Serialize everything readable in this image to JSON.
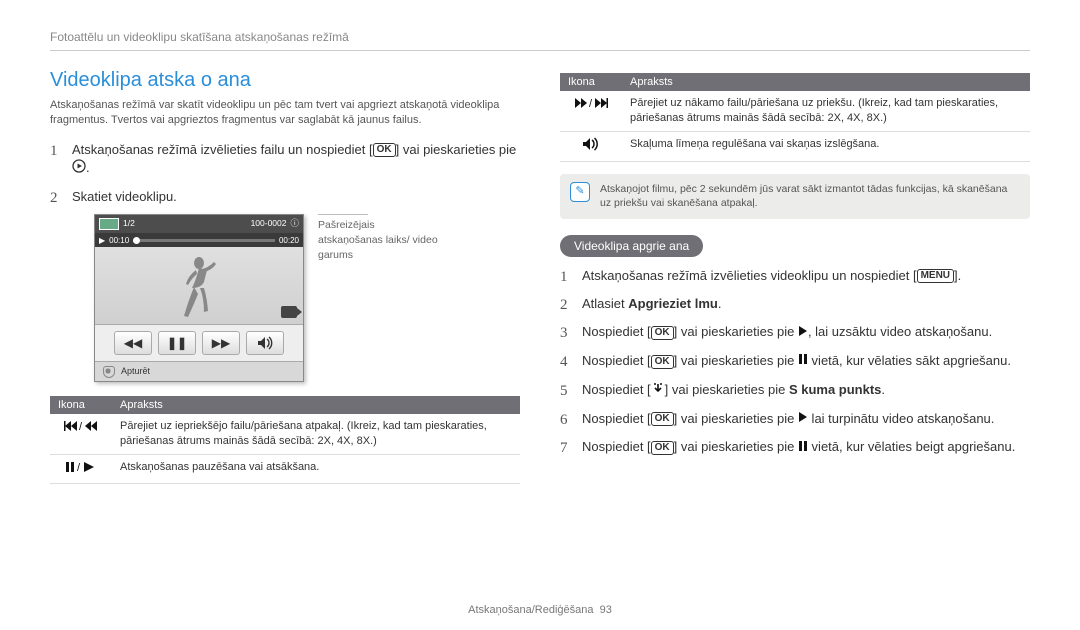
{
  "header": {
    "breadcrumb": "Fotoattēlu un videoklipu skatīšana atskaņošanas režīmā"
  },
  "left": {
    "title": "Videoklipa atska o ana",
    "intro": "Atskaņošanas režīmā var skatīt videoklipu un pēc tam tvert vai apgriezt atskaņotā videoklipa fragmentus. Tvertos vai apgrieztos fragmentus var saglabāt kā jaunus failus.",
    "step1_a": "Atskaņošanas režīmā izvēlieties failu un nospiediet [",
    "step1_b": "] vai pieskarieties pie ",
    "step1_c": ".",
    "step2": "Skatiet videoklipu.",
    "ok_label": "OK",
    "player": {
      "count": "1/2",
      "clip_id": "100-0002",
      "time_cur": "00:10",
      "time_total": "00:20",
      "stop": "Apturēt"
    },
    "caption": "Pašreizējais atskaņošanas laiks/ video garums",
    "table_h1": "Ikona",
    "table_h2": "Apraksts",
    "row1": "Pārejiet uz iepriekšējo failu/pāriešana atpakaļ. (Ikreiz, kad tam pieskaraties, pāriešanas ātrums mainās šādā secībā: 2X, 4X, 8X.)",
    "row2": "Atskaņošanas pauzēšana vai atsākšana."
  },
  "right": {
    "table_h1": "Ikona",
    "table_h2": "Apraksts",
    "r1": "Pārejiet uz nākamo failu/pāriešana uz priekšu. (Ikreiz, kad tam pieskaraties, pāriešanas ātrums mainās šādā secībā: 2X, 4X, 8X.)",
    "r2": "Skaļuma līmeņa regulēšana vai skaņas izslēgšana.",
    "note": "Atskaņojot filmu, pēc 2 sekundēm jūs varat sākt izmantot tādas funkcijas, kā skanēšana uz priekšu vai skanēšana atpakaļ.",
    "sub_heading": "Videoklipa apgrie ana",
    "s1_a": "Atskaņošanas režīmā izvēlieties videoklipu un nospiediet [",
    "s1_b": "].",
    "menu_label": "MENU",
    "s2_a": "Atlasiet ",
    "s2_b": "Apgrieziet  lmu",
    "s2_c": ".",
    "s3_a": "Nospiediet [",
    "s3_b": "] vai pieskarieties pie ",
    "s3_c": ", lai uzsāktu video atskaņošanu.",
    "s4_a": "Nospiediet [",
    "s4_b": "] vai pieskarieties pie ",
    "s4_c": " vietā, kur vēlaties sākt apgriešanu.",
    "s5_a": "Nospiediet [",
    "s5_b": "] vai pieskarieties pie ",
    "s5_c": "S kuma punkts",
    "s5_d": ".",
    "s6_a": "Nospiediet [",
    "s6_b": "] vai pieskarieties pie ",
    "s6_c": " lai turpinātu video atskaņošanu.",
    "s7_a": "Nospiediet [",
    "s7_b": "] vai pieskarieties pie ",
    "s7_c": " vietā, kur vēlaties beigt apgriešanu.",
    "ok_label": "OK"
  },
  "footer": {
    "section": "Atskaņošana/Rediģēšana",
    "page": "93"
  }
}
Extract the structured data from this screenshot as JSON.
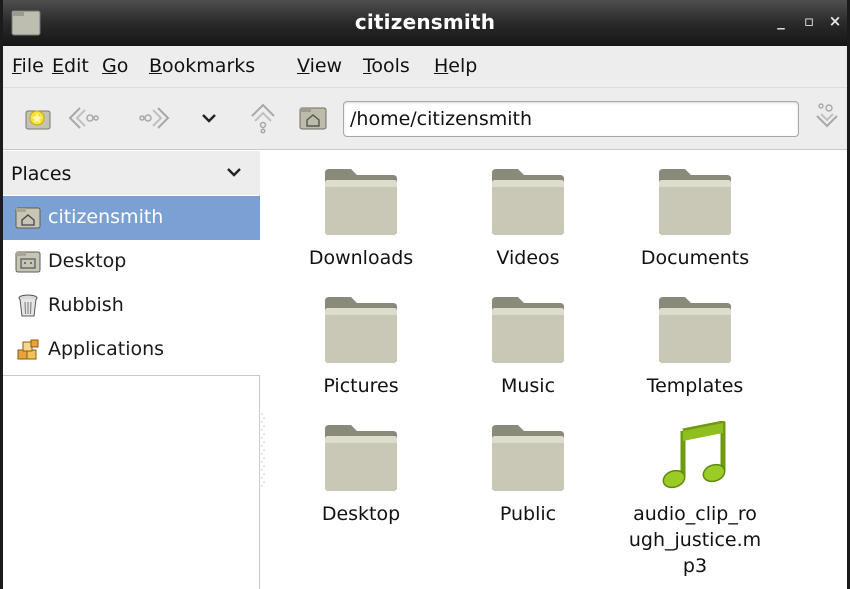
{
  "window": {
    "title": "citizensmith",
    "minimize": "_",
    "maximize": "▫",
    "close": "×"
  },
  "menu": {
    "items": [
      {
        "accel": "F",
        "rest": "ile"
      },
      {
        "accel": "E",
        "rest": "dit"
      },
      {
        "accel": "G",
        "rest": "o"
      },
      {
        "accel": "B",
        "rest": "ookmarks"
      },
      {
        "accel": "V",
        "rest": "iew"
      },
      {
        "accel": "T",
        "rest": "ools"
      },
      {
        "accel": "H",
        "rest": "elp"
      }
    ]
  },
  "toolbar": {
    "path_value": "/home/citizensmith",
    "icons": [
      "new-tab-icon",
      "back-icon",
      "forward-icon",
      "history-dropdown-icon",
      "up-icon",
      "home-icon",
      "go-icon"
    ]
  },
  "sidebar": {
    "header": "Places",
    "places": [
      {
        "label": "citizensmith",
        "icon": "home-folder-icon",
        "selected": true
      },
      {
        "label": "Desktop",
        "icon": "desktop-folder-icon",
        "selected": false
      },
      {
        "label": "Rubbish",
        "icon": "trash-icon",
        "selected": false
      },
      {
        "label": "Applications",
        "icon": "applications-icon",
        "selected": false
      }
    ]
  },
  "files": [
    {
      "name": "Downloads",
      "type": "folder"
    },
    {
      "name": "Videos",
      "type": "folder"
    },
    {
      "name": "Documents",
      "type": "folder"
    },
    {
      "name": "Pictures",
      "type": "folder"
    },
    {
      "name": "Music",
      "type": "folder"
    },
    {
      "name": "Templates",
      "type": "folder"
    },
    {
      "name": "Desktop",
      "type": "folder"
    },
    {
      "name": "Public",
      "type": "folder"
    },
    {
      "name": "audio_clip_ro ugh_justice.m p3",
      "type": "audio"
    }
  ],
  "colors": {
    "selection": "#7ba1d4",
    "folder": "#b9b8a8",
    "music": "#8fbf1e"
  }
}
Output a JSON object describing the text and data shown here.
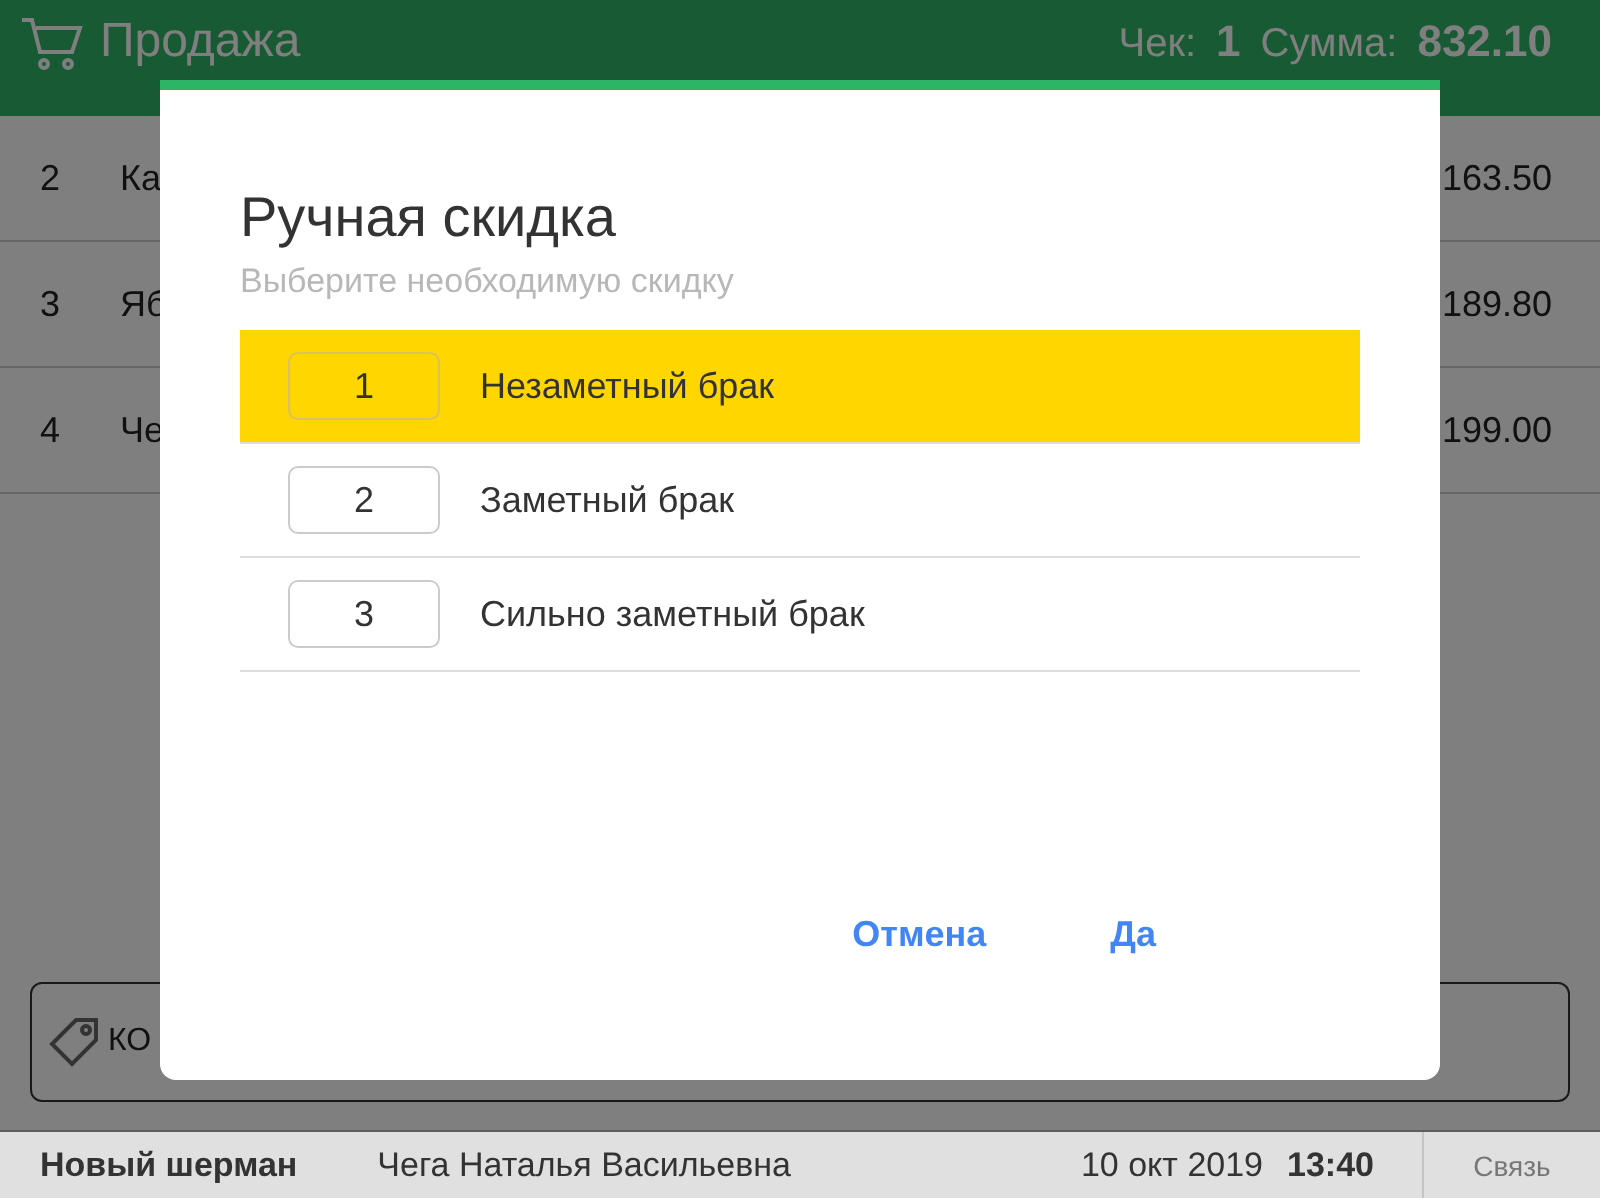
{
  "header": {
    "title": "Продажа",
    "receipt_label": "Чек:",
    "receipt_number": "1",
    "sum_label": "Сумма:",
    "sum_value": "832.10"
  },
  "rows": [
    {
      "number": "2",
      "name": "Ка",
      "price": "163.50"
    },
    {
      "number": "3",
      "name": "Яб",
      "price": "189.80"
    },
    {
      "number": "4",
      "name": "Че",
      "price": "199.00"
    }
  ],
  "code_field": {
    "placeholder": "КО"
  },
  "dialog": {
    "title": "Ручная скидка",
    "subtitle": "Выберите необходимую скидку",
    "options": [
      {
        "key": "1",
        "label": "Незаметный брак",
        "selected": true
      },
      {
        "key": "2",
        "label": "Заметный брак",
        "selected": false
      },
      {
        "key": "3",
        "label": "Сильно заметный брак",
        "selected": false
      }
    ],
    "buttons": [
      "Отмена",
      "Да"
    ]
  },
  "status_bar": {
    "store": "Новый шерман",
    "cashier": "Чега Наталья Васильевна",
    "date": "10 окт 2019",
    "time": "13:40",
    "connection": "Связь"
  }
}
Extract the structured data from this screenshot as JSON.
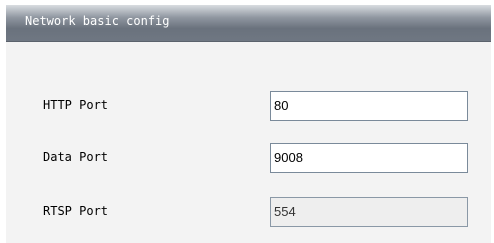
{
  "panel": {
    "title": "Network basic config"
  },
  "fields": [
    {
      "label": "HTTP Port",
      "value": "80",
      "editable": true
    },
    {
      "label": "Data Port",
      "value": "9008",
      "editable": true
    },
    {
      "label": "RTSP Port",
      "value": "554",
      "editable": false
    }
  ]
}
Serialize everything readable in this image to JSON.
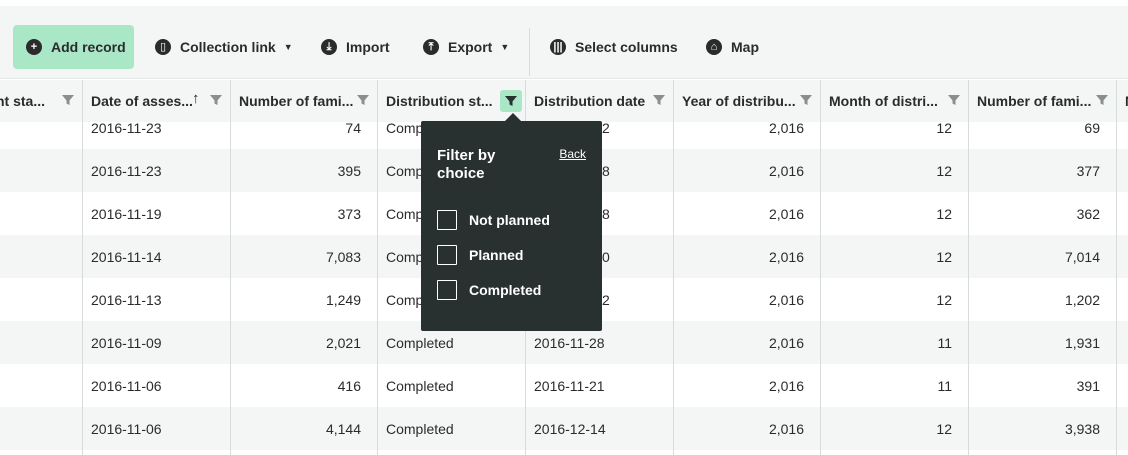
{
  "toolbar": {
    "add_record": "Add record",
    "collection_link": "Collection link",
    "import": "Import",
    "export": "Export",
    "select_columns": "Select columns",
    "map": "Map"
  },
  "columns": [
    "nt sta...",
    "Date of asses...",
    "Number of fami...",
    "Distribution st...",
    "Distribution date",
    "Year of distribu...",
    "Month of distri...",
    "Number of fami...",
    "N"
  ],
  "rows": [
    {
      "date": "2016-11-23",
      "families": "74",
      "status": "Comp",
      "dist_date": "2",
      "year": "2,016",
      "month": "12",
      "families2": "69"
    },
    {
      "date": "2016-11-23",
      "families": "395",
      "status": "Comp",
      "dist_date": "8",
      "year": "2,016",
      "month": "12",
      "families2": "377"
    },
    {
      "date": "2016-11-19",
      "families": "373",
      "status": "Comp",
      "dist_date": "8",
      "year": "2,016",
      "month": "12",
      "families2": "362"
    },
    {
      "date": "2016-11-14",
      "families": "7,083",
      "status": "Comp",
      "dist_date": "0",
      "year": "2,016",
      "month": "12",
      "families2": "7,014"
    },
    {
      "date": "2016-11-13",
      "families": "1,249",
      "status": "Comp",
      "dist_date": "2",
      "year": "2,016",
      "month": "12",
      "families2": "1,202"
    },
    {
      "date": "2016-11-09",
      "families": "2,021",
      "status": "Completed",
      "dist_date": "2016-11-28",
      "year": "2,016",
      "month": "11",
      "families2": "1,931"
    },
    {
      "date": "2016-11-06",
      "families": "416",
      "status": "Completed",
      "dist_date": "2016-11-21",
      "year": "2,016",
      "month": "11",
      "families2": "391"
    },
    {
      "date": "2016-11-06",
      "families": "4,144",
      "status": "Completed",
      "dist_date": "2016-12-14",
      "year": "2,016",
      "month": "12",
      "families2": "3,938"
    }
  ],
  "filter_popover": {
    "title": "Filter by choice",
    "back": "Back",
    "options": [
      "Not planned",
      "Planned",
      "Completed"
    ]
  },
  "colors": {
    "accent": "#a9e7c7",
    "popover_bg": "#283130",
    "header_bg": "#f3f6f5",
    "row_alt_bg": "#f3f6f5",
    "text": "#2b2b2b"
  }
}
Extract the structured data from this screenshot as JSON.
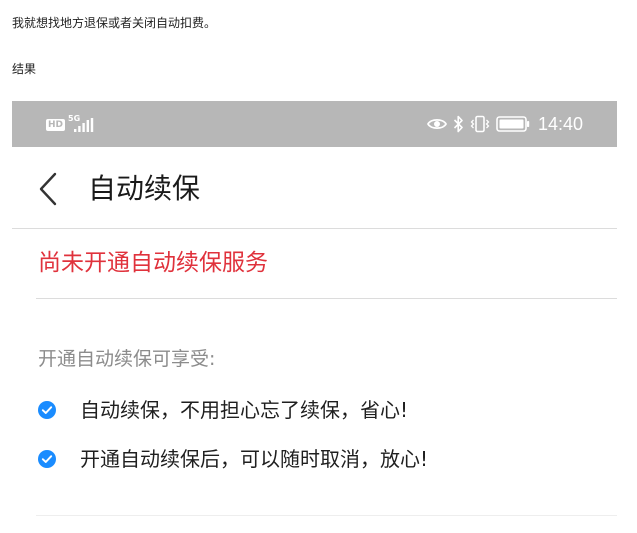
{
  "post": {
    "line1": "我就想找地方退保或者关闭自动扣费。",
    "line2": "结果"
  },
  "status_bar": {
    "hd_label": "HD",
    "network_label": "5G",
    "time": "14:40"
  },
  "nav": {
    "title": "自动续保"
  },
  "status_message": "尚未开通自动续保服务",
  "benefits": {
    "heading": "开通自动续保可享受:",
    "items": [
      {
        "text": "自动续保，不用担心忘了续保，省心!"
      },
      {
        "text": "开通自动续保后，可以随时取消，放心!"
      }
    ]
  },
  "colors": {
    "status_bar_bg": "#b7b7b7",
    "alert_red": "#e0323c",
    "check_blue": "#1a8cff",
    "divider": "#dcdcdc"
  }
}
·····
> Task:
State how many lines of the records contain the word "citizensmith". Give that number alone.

> Response box:
3